Filling up with green gas, it seems to be holding out so far. But caution should be used as these things are designed to run lower power gasses. Gas capacity wise it seems to run out after about 25-28 shots, which is fine with one fill for such a small reservoir.

Now one thing that drew me to this pistol, is that the gas nozzle is in the magazine itself and it chambers the BB within a fixed barrel. NBBs with moving barrels often tend to be less accurate, so I was hoping that this design might help it to be an accurate little replica.

Stripping the gun is very easy, accomplished by simply removing a small Allen screw in the front where the guide rod would be. The slide then pushes forward off the frame and the trigger transfer bar which is usually held in place by the slide will drop out.

The fixed hop is the usual mound type TM hop. The pressed steel hop tensioner clips on the barrel and is easily tweaked, but I’ll talk more on that in a bit.

I think a lot would like a suppressor but I think it’s asking for trouble and would not take much to bend or break if they made a threaded outer barrel piece, based on how it’s mounted to the frame.

Performance wise; from stock, it fires around 200fps on 0.2g BB. Over hopping 0.2g a little and slightly under hops 0.23g. I haven’t got the range at home, but looking at other reviewers, shots tend to drop at about 30m which is quite respectable for a wee gun.
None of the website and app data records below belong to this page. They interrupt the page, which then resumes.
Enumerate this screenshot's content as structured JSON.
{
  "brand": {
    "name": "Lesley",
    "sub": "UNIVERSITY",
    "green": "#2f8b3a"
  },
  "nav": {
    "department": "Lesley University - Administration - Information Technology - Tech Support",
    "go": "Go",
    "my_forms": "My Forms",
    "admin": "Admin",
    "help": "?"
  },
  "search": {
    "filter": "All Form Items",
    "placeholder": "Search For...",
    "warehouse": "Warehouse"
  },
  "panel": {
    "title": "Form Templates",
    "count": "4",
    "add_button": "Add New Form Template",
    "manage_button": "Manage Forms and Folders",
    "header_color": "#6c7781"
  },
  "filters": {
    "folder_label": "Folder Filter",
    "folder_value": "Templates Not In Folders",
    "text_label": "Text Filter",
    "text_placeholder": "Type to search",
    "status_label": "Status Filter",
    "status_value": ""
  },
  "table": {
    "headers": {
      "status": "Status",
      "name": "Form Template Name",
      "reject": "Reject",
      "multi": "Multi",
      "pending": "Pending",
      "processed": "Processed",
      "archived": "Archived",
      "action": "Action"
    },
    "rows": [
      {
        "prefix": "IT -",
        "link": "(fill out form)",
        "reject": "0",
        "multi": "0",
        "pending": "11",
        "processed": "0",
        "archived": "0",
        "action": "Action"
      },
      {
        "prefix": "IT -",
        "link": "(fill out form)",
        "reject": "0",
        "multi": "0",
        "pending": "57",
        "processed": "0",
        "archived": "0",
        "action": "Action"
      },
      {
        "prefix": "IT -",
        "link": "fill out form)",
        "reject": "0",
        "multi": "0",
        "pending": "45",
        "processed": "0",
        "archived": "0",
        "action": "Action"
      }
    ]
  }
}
After messing about with this gun for a while, I’ve come to the conclusion you are best within 15m with the accuracy & power levels available (a key reason being people may not feel a hit due to it only being around 200FPS). At 10m I could land 10bbs in quick succession on a 12″ target, which is perfectly fine given its sub-compact nature.

The sights are not great, but once again normal for guns like this as due to its use for CCW, you don’t want it snagging on garments during the draw.
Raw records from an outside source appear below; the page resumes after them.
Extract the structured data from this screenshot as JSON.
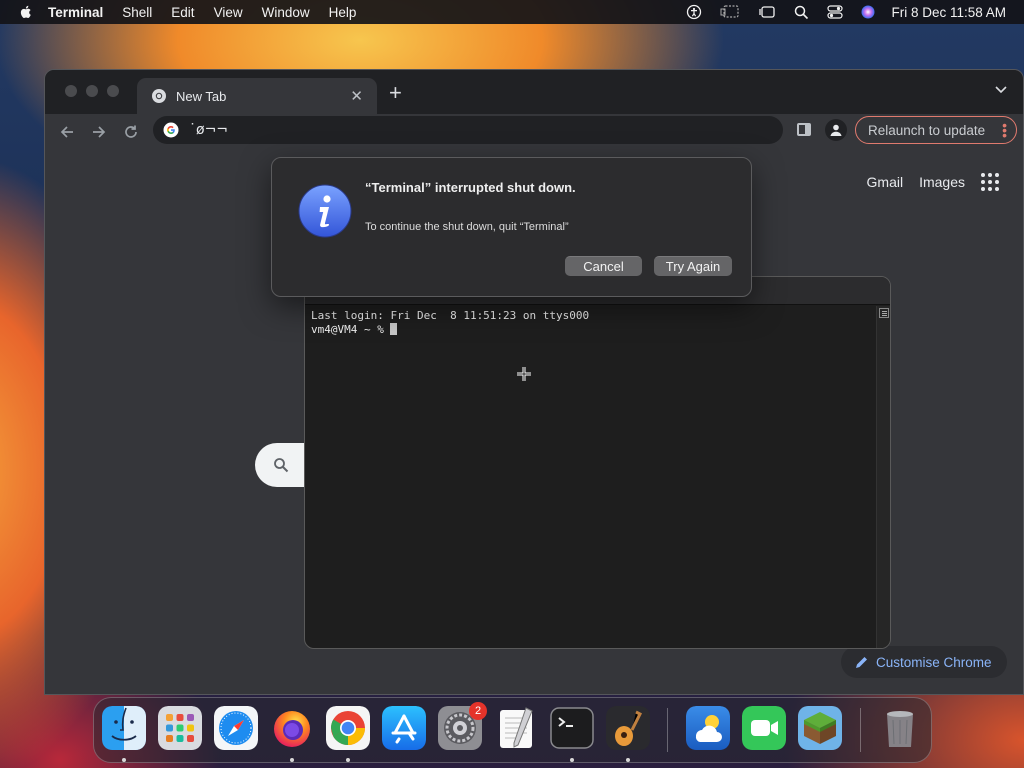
{
  "menubar": {
    "app_name": "Terminal",
    "menus": [
      "Shell",
      "Edit",
      "View",
      "Window",
      "Help"
    ],
    "clock": "Fri 8 Dec  11:58 AM"
  },
  "chrome": {
    "tab_title": "New Tab",
    "address_value": "˙ø¬¬",
    "relaunch_label": "Relaunch to update",
    "ntp_gmail": "Gmail",
    "ntp_images": "Images",
    "customise_label": "Customise Chrome"
  },
  "terminal": {
    "line1": "Last login: Fri Dec  8 11:51:23 on ttys000",
    "prompt": "vm4@VM4 ~ % "
  },
  "alert": {
    "title": "“Terminal” interrupted shut down.",
    "message": "To continue the shut down, quit “Terminal”",
    "cancel_label": "Cancel",
    "try_again_label": "Try Again"
  },
  "dock": {
    "settings_badge": "2",
    "apps": [
      "finder-icon",
      "launchpad-icon",
      "safari-icon",
      "firefox-icon",
      "chrome-icon",
      "app-store-icon",
      "system-settings-icon",
      "textedit-icon",
      "terminal-icon",
      "garageband-icon",
      "weather-icon",
      "facetime-icon",
      "minecraft-icon",
      "trash-icon"
    ]
  },
  "colors": {
    "alert_bg": "#2c2c2e",
    "chrome_bg": "#35363a",
    "accent_link": "#8ab4f8",
    "relaunch_border": "#e07a6e",
    "badge": "#e5332a"
  }
}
At longer range it’s a lot harder to keep on target with the little sights and long trigger, if you have time to aim it’s OK, but snap-shooting even on a torso size target can be hit and miss. I also did some closer snap-shooting on small 3″ targets and it is very intuitive once you get your eye in.

After the initial use I decided I wanted to lift heavier ammo to see what it was capable of.

Shimming the end of the hop tensioner seemed by best approach, so I wrapped the end of the arm with a tiny strip of tape. I left it overnight as it was dark when I added the tape and I wanted daylight to see if it would actually lift heavier ammo.

The next day it lifted 0.4g ammo with a little drop. I took a little off to try reduce it and kept going until there was no tape left. It actually, ended up hopping the 0.4g ammo even better.

I think leaving it re-shaped the rubber a little, so time will tell if it holds or reverts back to original shape as time goes by. Anyway, it’s easy to fiddle with if you want to get more out of it, if not a little temperamental, so be sure to add it gradually.

Edit: A little update, the hop has since settled back to normal, I’ve tweaked it again and I was less heavy handed on the shimming, using a small square of a thick plastic bag folded over on the tensioner. Now I’m able to consistently hop .3 ammo.

So, is it just a daft little NBB? Not in my opinion. I have silly tiny guns up to the eyeballs, but none of them are as reliable or straight shooting as this. My WE CT25 is cool, but won’t work in the cold plus the CT25 stock hop is crap.

The Marui LCP is the most practical and usable gun in this size bracket I have, should I ever need a concealable gun. This probably won’t be very often, but it certainly will have it’s uses within certain game scenarios and It’s also something I don’t mind getting messy in the field. It may not be a priority purchase in terms of practical use, but for the price and what it gives in performance and reliability you really can’t grumble.

ATRG: thanks once again to Heroshark for sharing his thoughts, and should you want to keep yourself up to date with his adventures, please check out the following links